* GOAL OF THE EXERCISE
Filter the data below for the string "July" and copy each matching line.

### EXTRACTED RECORDS ###

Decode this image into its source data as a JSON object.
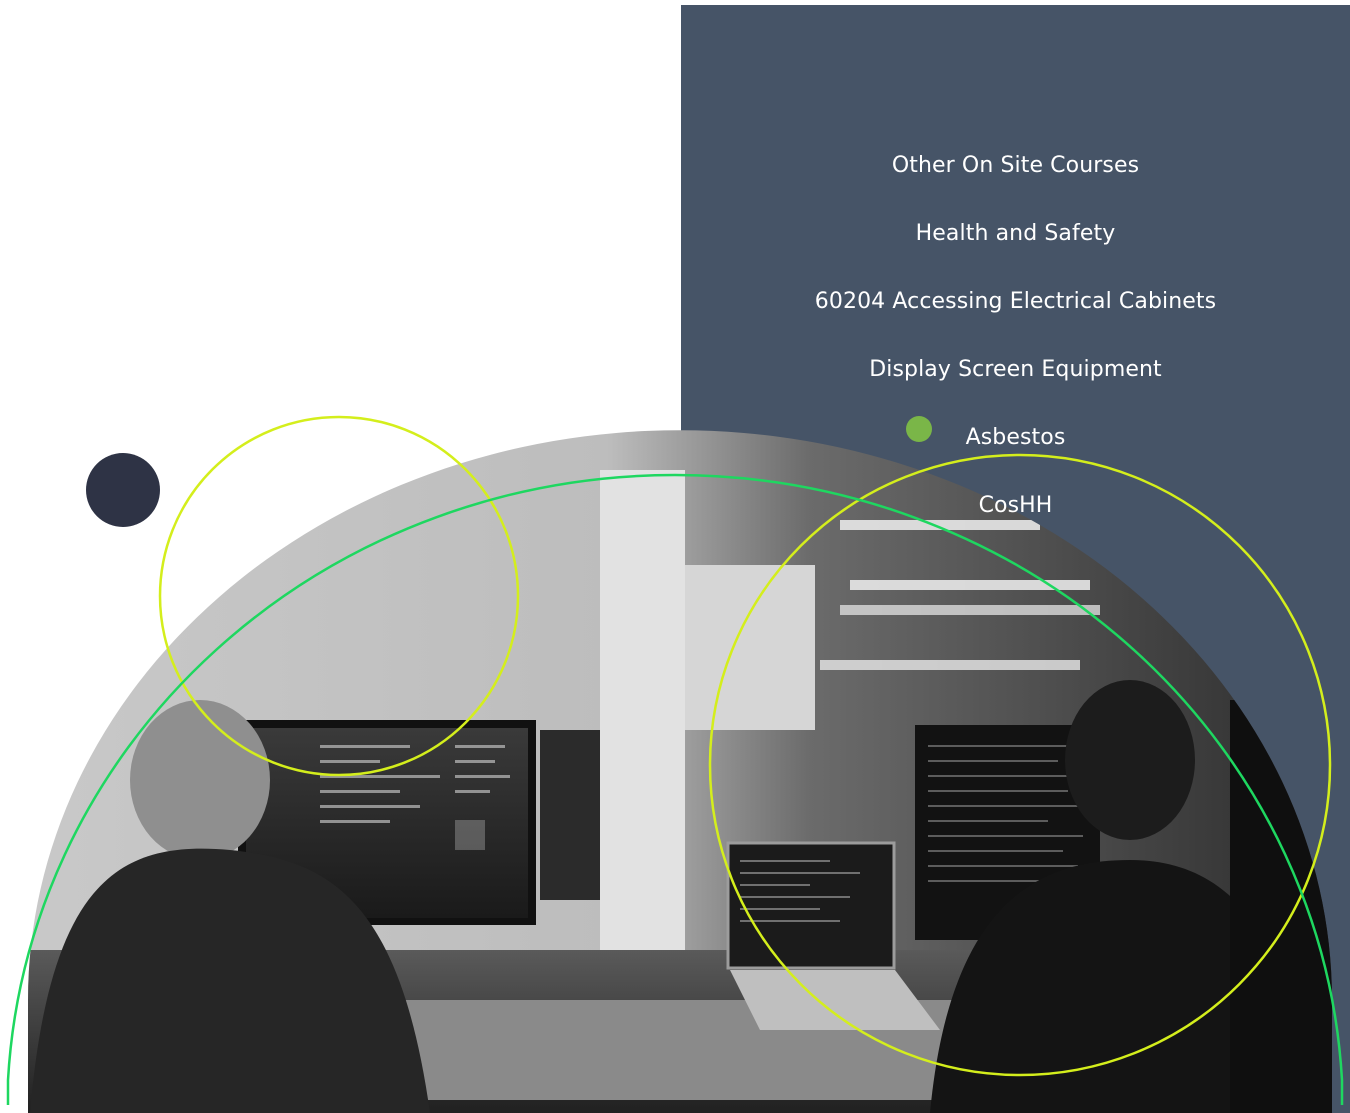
{
  "colors": {
    "panel": "#465467",
    "accent_green": "#7ab648",
    "lime": "#d4ee1c",
    "green_arc": "#1ed760",
    "navy_dot": "#2e3345",
    "background": "#ffffff"
  },
  "course_list": {
    "items": [
      "Other On Site Courses",
      "Health and Safety",
      "60204 Accessing Electrical Cabinets",
      "Display Screen Equipment",
      "Asbestos",
      "CosHH"
    ]
  },
  "photo": {
    "description_icon": "office-developers-photo"
  }
}
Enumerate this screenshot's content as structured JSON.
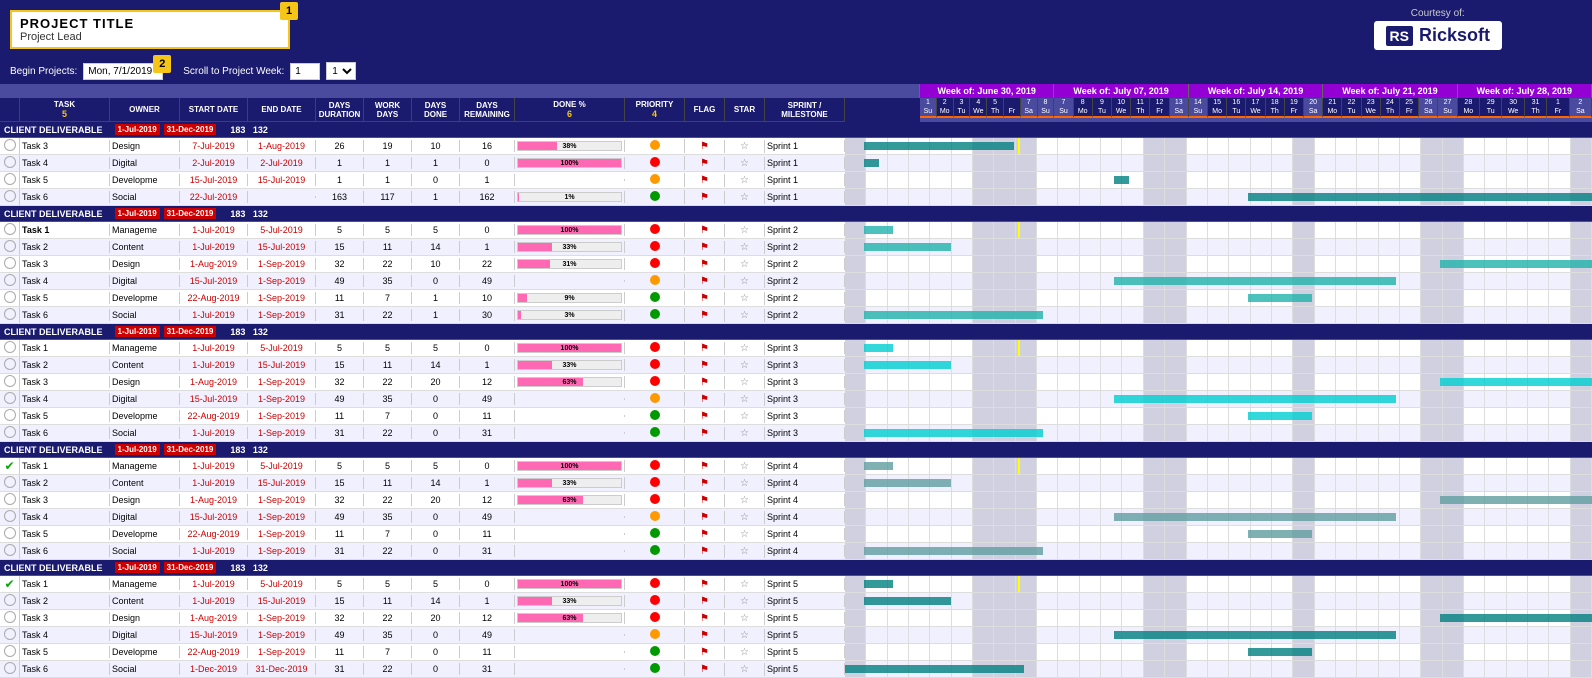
{
  "header": {
    "project_title": "PROJECT TITLE",
    "project_lead": "Project Lead",
    "badge1": "1",
    "courtesy": "Courtesy of:",
    "logo_rs": "RS",
    "logo_name": "Ricksoft"
  },
  "controls": {
    "begin_label": "Begin Projects:",
    "begin_value": "Mon, 7/1/2019",
    "begin_badge": "2",
    "scroll_label": "Scroll to Project Week:",
    "scroll_value": "1"
  },
  "columns": {
    "task": "TASK",
    "owner": "OWNER",
    "start": "START DATE",
    "end": "END DATE",
    "days_dur": "DAYS DURATION",
    "work_days": "WORK DAYS",
    "days_done": "DAYS DONE",
    "days_rem": "DAYS REMAINING",
    "done_pct": "DONE %",
    "priority": "PRIORITY",
    "flag": "FLAG",
    "star": "STAR",
    "sprint": "SPRINT / MILESTONE",
    "badge5": "5",
    "badge6": "6",
    "badge4": "4"
  },
  "weeks": [
    {
      "label": "Week of: June 30, 2019",
      "days": [
        "1",
        "2",
        "3",
        "4",
        "5",
        "",
        "7",
        "8"
      ],
      "daynames": [
        "Su",
        "Mo",
        "Tu",
        "We",
        "Th",
        "Fr",
        "Sa",
        "Su"
      ]
    },
    {
      "label": "Week of: July 07, 2019",
      "days": [
        "7",
        "8",
        "9",
        "10",
        "11",
        "12",
        "13"
      ],
      "daynames": [
        "Su",
        "Mo",
        "Tu",
        "We",
        "Th",
        "Fr",
        "Sa"
      ]
    },
    {
      "label": "Week of: July 14, 2019",
      "days": [
        "14",
        "15",
        "16",
        "17",
        "18",
        "19",
        "20"
      ],
      "daynames": [
        "Su",
        "Mo",
        "Tu",
        "We",
        "Th",
        "Fr",
        "Sa"
      ]
    },
    {
      "label": "Week of: July 21, 2019",
      "days": [
        "21",
        "22",
        "23",
        "24",
        "25",
        "26",
        "27"
      ],
      "daynames": [
        "Mo",
        "Tu",
        "We",
        "Th",
        "Fr",
        "Sa",
        "Su"
      ]
    },
    {
      "label": "Week of: July 28, 2019",
      "days": [
        "28",
        "29",
        "30",
        "31",
        "1",
        "2"
      ],
      "daynames": [
        "Mo",
        "Tu",
        "We",
        "Th",
        "Fr",
        "Sa"
      ]
    }
  ],
  "sprints": [
    {
      "label": "CLIENT DELIVERABLE",
      "start": "1-Jul-2019",
      "end": "31-Dec-2019",
      "days": "183",
      "work": "132",
      "sprint_label": "",
      "tasks": [
        {
          "check": "empty",
          "name": "Task 3",
          "owner": "Design",
          "start": "7-Jul-2019",
          "end": "1-Aug-2019",
          "days": 26,
          "work": 19,
          "done": 10,
          "remain": 16,
          "pct": 38,
          "priority": "medium",
          "priority_color": "#ff9900",
          "flag": true,
          "star": false,
          "sprint": "Sprint 1"
        },
        {
          "check": "empty",
          "name": "Task 4",
          "owner": "Digital",
          "start": "2-Jul-2019",
          "end": "2-Jul-2019",
          "days": 1,
          "work": 1,
          "done": 1,
          "remain": 0,
          "pct": 100,
          "priority": "high",
          "priority_color": "#ff0000",
          "flag": true,
          "star": false,
          "sprint": "Sprint 1"
        },
        {
          "check": "empty",
          "name": "Task 5",
          "owner": "Developme",
          "start": "15-Jul-2019",
          "end": "15-Jul-2019",
          "days": 1,
          "work": 1,
          "done": 0,
          "remain": 1,
          "pct": 0,
          "priority": "medium",
          "priority_color": "#ff9900",
          "flag": true,
          "star": false,
          "sprint": "Sprint 1"
        },
        {
          "check": "empty",
          "name": "Task 6",
          "owner": "Social",
          "start": "22-Jul-2019",
          "end": "",
          "days": 163,
          "work": 117,
          "done": 1,
          "remain": 162,
          "pct": 1,
          "priority": "low",
          "priority_color": "#009900",
          "flag": true,
          "star": false,
          "sprint": "Sprint 1"
        }
      ]
    },
    {
      "label": "CLIENT DELIVERABLE",
      "start": "1-Jul-2019",
      "end": "31-Dec-2019",
      "days": "183",
      "work": "132",
      "tasks": [
        {
          "check": "empty",
          "name": "Task 1",
          "owner": "Manageme",
          "start": "1-Jul-2019",
          "end": "5-Jul-2019",
          "days": 5,
          "work": 5,
          "done": 5,
          "remain": 0,
          "pct": 100,
          "priority": "high",
          "priority_color": "#ff0000",
          "flag": true,
          "star": false,
          "sprint": "Sprint 2",
          "badge3": true
        },
        {
          "check": "empty",
          "name": "Task 2",
          "owner": "Content",
          "start": "1-Jul-2019",
          "end": "15-Jul-2019",
          "days": 15,
          "work": 11,
          "done": 14,
          "remain": 1,
          "pct": 33,
          "priority": "high",
          "priority_color": "#ff0000",
          "flag": true,
          "star": false,
          "sprint": "Sprint 2"
        },
        {
          "check": "empty",
          "name": "Task 3",
          "owner": "Design",
          "start": "1-Aug-2019",
          "end": "1-Sep-2019",
          "days": 32,
          "work": 22,
          "done": 10,
          "remain": 22,
          "pct": 31,
          "priority": "high",
          "priority_color": "#ff0000",
          "flag": true,
          "star": false,
          "sprint": "Sprint 2"
        },
        {
          "check": "empty",
          "name": "Task 4",
          "owner": "Digital",
          "start": "15-Jul-2019",
          "end": "1-Sep-2019",
          "days": 49,
          "work": 35,
          "done": 0,
          "remain": 49,
          "pct": 0,
          "priority": "medium",
          "priority_color": "#ff9900",
          "flag": true,
          "star": false,
          "sprint": "Sprint 2"
        },
        {
          "check": "empty",
          "name": "Task 5",
          "owner": "Developme",
          "start": "22-Aug-2019",
          "end": "1-Sep-2019",
          "days": 11,
          "work": 7,
          "done": 1,
          "remain": 10,
          "pct": 9,
          "priority": "medium",
          "priority_color": "#009900",
          "flag": true,
          "star": false,
          "sprint": "Sprint 2"
        },
        {
          "check": "empty",
          "name": "Task 6",
          "owner": "Social",
          "start": "1-Jul-2019",
          "end": "1-Sep-2019",
          "days": 31,
          "work": 22,
          "done": 1,
          "remain": 30,
          "pct": 3,
          "priority": "low",
          "priority_color": "#009900",
          "flag": true,
          "star": false,
          "sprint": "Sprint 2"
        }
      ]
    },
    {
      "label": "CLIENT DELIVERABLE",
      "start": "1-Jul-2019",
      "end": "31-Dec-2019",
      "days": "183",
      "work": "132",
      "tasks": [
        {
          "check": "empty",
          "name": "Task 1",
          "owner": "Manageme",
          "start": "1-Jul-2019",
          "end": "5-Jul-2019",
          "days": 5,
          "work": 5,
          "done": 5,
          "remain": 0,
          "pct": 100,
          "priority": "high",
          "priority_color": "#ff0000",
          "flag": true,
          "star": false,
          "sprint": "Sprint 3"
        },
        {
          "check": "empty",
          "name": "Task 2",
          "owner": "Content",
          "start": "1-Jul-2019",
          "end": "15-Jul-2019",
          "days": 15,
          "work": 11,
          "done": 14,
          "remain": 1,
          "pct": 33,
          "priority": "high",
          "priority_color": "#ff0000",
          "flag": true,
          "star": false,
          "sprint": "Sprint 3"
        },
        {
          "check": "empty",
          "name": "Task 3",
          "owner": "Design",
          "start": "1-Aug-2019",
          "end": "1-Sep-2019",
          "days": 32,
          "work": 22,
          "done": 20,
          "remain": 12,
          "pct": 63,
          "priority": "high",
          "priority_color": "#ff0000",
          "flag": true,
          "star": false,
          "sprint": "Sprint 3"
        },
        {
          "check": "empty",
          "name": "Task 4",
          "owner": "Digital",
          "start": "15-Jul-2019",
          "end": "1-Sep-2019",
          "days": 49,
          "work": 35,
          "done": 0,
          "remain": 49,
          "pct": 0,
          "priority": "medium",
          "priority_color": "#ff9900",
          "flag": true,
          "star": false,
          "sprint": "Sprint 3"
        },
        {
          "check": "empty",
          "name": "Task 5",
          "owner": "Developme",
          "start": "22-Aug-2019",
          "end": "1-Sep-2019",
          "days": 11,
          "work": 7,
          "done": 0,
          "remain": 11,
          "pct": 0,
          "priority": "medium",
          "priority_color": "#009900",
          "flag": true,
          "star": false,
          "sprint": "Sprint 3"
        },
        {
          "check": "empty",
          "name": "Task 6",
          "owner": "Social",
          "start": "1-Jul-2019",
          "end": "1-Sep-2019",
          "days": 31,
          "work": 22,
          "done": 0,
          "remain": 31,
          "pct": 0,
          "priority": "low",
          "priority_color": "#009900",
          "flag": true,
          "star": false,
          "sprint": "Sprint 3"
        }
      ]
    },
    {
      "label": "CLIENT DELIVERABLE",
      "start": "1-Jul-2019",
      "end": "31-Dec-2019",
      "days": "183",
      "work": "132",
      "tasks": [
        {
          "check": "done",
          "name": "Task 1",
          "owner": "Manageme",
          "start": "1-Jul-2019",
          "end": "5-Jul-2019",
          "days": 5,
          "work": 5,
          "done": 5,
          "remain": 0,
          "pct": 100,
          "priority": "high",
          "priority_color": "#ff0000",
          "flag": true,
          "star": false,
          "sprint": "Sprint 4"
        },
        {
          "check": "empty",
          "name": "Task 2",
          "owner": "Content",
          "start": "1-Jul-2019",
          "end": "15-Jul-2019",
          "days": 15,
          "work": 11,
          "done": 14,
          "remain": 1,
          "pct": 33,
          "priority": "high",
          "priority_color": "#ff0000",
          "flag": true,
          "star": false,
          "sprint": "Sprint 4"
        },
        {
          "check": "empty",
          "name": "Task 3",
          "owner": "Design",
          "start": "1-Aug-2019",
          "end": "1-Sep-2019",
          "days": 32,
          "work": 22,
          "done": 20,
          "remain": 12,
          "pct": 63,
          "priority": "high",
          "priority_color": "#ff0000",
          "flag": true,
          "star": false,
          "sprint": "Sprint 4"
        },
        {
          "check": "empty",
          "name": "Task 4",
          "owner": "Digital",
          "start": "15-Jul-2019",
          "end": "1-Sep-2019",
          "days": 49,
          "work": 35,
          "done": 0,
          "remain": 49,
          "pct": 0,
          "priority": "medium",
          "priority_color": "#ff9900",
          "flag": true,
          "star": false,
          "sprint": "Sprint 4"
        },
        {
          "check": "empty",
          "name": "Task 5",
          "owner": "Developme",
          "start": "22-Aug-2019",
          "end": "1-Sep-2019",
          "days": 11,
          "work": 7,
          "done": 0,
          "remain": 11,
          "pct": 0,
          "priority": "medium",
          "priority_color": "#009900",
          "flag": true,
          "star": false,
          "sprint": "Sprint 4"
        },
        {
          "check": "empty",
          "name": "Task 6",
          "owner": "Social",
          "start": "1-Jul-2019",
          "end": "1-Sep-2019",
          "days": 31,
          "work": 22,
          "done": 0,
          "remain": 31,
          "pct": 0,
          "priority": "low",
          "priority_color": "#009900",
          "flag": true,
          "star": false,
          "sprint": "Sprint 4"
        }
      ]
    },
    {
      "label": "CLIENT DELIVERABLE",
      "start": "1-Jul-2019",
      "end": "31-Dec-2019",
      "days": "183",
      "work": "132",
      "tasks": [
        {
          "check": "done",
          "name": "Task 1",
          "owner": "Manageme",
          "start": "1-Jul-2019",
          "end": "5-Jul-2019",
          "days": 5,
          "work": 5,
          "done": 5,
          "remain": 0,
          "pct": 100,
          "priority": "high",
          "priority_color": "#ff0000",
          "flag": true,
          "star": false,
          "sprint": "Sprint 5"
        },
        {
          "check": "empty",
          "name": "Task 2",
          "owner": "Content",
          "start": "1-Jul-2019",
          "end": "15-Jul-2019",
          "days": 15,
          "work": 11,
          "done": 14,
          "remain": 1,
          "pct": 33,
          "priority": "high",
          "priority_color": "#ff0000",
          "flag": true,
          "star": false,
          "sprint": "Sprint 5"
        },
        {
          "check": "empty",
          "name": "Task 3",
          "owner": "Design",
          "start": "1-Aug-2019",
          "end": "1-Sep-2019",
          "days": 32,
          "work": 22,
          "done": 20,
          "remain": 12,
          "pct": 63,
          "priority": "high",
          "priority_color": "#ff0000",
          "flag": true,
          "star": false,
          "sprint": "Sprint 5"
        },
        {
          "check": "empty",
          "name": "Task 4",
          "owner": "Digital",
          "start": "15-Jul-2019",
          "end": "1-Sep-2019",
          "days": 49,
          "work": 35,
          "done": 0,
          "remain": 49,
          "pct": 0,
          "priority": "medium",
          "priority_color": "#ff9900",
          "flag": true,
          "star": false,
          "sprint": "Sprint 5"
        },
        {
          "check": "empty",
          "name": "Task 5",
          "owner": "Developme",
          "start": "22-Aug-2019",
          "end": "1-Sep-2019",
          "days": 11,
          "work": 7,
          "done": 0,
          "remain": 11,
          "pct": 0,
          "priority": "medium",
          "priority_color": "#009900",
          "flag": true,
          "star": false,
          "sprint": "Sprint 5"
        },
        {
          "check": "empty",
          "name": "Task 6",
          "owner": "Social",
          "start": "1-Dec-2019",
          "end": "31-Dec-2019",
          "days": 31,
          "work": 22,
          "done": 0,
          "remain": 31,
          "pct": 0,
          "priority": "low",
          "priority_color": "#009900",
          "flag": true,
          "star": false,
          "sprint": "Sprint 5"
        }
      ]
    }
  ],
  "colors": {
    "header_bg": "#1a1a6e",
    "week_bg": "#9400d3",
    "today_line": "#ffff00",
    "gantt_bar": "#008080",
    "gantt_bar_light": "#00aaaa",
    "deliverable_bg": "#1a1a6e",
    "accent": "#ff6600"
  }
}
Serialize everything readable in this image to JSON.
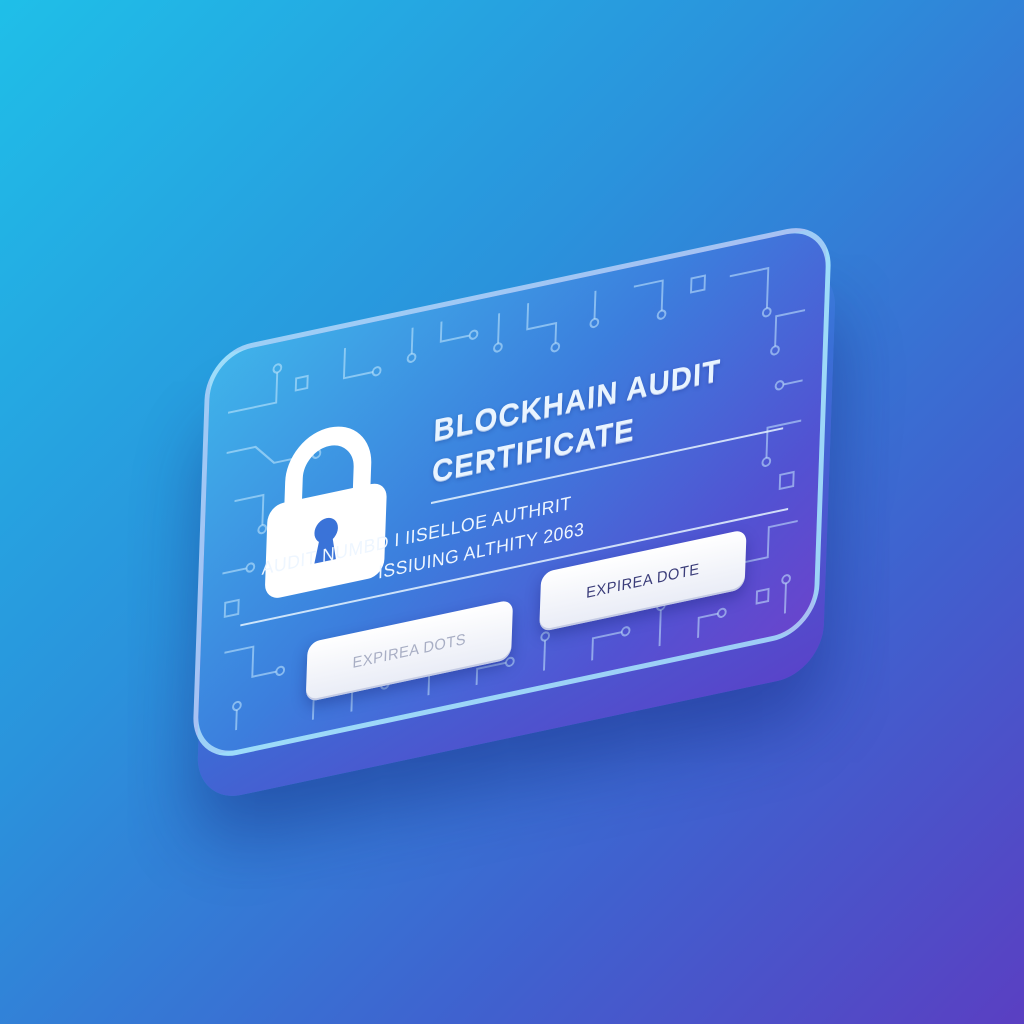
{
  "certificate": {
    "title_line_1": "BLOCKHAIN AUDIT",
    "title_line_2": "CERTIFICATE",
    "meta_line_1": "AUDIT NUMBD I IISELLOE AUTHRIT",
    "meta_line_2": "ISSIUING ALTHITY 2063",
    "field_left_label": "EXPIREA DOTS",
    "field_right_label": "EXPIREA DOTE"
  },
  "icons": {
    "lock": "padlock-icon",
    "pattern": "circuit-board-pattern"
  },
  "colors": {
    "background_start": "#1fbfe8",
    "background_end": "#5a3fc2",
    "card_accent": "#3c7edd",
    "text": "#e9f4ff"
  }
}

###

* OUTPUT FOR THIS TASK
      "label": "Week of: July 07, 2019",
      "label": "Week of: July 14, 2019",
      "label": "Week of: July 21, 2019",
      "label": "Week of: July 28, 2019",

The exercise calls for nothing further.